AIM OF THE TASK – Go over the entries below line by line, copying each one that contains the word "Automatically".

SUPPLIED MATERIAL: Begin

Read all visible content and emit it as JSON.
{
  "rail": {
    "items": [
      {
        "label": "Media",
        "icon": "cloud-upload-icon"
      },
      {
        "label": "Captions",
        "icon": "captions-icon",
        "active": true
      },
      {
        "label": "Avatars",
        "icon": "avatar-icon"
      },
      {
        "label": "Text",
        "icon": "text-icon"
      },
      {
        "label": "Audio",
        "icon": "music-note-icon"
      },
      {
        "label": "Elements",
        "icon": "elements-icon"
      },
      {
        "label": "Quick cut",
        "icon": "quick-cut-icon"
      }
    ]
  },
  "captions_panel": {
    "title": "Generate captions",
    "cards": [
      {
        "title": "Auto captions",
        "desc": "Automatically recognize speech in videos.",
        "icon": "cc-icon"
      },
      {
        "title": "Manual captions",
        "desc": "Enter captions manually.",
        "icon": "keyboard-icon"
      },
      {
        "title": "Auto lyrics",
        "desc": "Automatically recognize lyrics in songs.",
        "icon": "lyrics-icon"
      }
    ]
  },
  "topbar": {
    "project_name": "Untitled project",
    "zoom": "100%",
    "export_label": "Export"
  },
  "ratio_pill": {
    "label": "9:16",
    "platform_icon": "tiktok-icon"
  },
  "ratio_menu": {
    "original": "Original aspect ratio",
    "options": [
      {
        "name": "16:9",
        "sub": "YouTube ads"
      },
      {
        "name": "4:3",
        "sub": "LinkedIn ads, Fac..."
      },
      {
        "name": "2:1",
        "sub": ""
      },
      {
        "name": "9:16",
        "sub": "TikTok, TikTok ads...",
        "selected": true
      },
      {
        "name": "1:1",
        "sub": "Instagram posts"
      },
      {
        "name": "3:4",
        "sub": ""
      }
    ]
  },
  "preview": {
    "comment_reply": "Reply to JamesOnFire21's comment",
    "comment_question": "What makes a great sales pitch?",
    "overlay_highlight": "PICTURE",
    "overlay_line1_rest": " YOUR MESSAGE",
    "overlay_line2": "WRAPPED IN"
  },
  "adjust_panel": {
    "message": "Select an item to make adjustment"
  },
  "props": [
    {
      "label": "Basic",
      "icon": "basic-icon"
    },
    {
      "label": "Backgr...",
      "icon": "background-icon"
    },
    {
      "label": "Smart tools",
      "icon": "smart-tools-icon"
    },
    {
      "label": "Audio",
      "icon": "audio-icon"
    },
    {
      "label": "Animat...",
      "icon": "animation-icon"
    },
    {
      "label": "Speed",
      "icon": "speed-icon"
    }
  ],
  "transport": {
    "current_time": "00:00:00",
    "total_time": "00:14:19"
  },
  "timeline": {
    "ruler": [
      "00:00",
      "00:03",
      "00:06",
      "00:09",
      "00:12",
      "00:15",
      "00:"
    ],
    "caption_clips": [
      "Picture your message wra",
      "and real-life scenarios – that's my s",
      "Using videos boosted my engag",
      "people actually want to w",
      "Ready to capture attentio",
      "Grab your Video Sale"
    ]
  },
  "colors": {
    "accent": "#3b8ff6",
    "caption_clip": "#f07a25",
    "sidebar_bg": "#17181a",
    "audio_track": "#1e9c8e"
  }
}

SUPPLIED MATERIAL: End

THE COMPLETED TASK –
        "desc": "Automatically recognize speech in videos.",
        "desc": "Automatically recognize lyrics in songs.",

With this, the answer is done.